## YOUR ASSIGNMENT
From the entries below, report only the number of lines that contain the word "主文件夹".

━━━━━ INPUT DATA ━━━━━

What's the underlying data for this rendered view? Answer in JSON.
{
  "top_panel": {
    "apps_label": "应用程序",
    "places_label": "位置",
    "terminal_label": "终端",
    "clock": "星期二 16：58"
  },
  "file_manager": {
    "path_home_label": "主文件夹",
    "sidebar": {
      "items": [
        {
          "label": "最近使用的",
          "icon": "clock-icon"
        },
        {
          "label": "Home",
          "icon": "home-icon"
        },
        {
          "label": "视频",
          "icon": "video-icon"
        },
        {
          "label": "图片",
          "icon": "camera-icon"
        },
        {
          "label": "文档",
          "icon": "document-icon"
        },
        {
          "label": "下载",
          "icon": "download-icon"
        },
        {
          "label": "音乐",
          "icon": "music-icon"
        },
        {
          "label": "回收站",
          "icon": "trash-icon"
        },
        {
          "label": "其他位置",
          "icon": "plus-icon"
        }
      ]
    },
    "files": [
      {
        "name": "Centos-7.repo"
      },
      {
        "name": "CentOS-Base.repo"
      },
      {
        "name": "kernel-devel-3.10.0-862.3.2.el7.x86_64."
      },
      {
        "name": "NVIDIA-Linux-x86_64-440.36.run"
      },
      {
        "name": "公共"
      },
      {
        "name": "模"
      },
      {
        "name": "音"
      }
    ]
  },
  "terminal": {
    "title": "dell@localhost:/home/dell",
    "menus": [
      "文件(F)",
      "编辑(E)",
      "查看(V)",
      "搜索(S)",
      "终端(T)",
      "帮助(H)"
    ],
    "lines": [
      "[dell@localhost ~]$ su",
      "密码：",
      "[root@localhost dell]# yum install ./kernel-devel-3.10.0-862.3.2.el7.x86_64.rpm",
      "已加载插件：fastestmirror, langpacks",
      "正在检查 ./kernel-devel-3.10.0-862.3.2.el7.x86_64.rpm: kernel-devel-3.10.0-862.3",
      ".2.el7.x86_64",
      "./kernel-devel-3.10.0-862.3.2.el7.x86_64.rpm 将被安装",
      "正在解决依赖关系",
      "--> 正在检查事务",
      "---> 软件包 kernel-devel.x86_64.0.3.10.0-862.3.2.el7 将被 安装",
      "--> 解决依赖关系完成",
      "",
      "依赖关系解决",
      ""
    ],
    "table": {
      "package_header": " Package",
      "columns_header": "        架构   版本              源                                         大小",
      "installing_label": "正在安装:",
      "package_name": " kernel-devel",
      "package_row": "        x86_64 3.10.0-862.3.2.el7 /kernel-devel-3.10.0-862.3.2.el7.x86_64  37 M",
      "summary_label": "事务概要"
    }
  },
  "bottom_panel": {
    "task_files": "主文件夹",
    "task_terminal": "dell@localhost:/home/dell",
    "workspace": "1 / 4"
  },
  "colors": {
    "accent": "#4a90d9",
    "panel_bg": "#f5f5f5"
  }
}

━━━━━

## SOLVED PROBLEM
2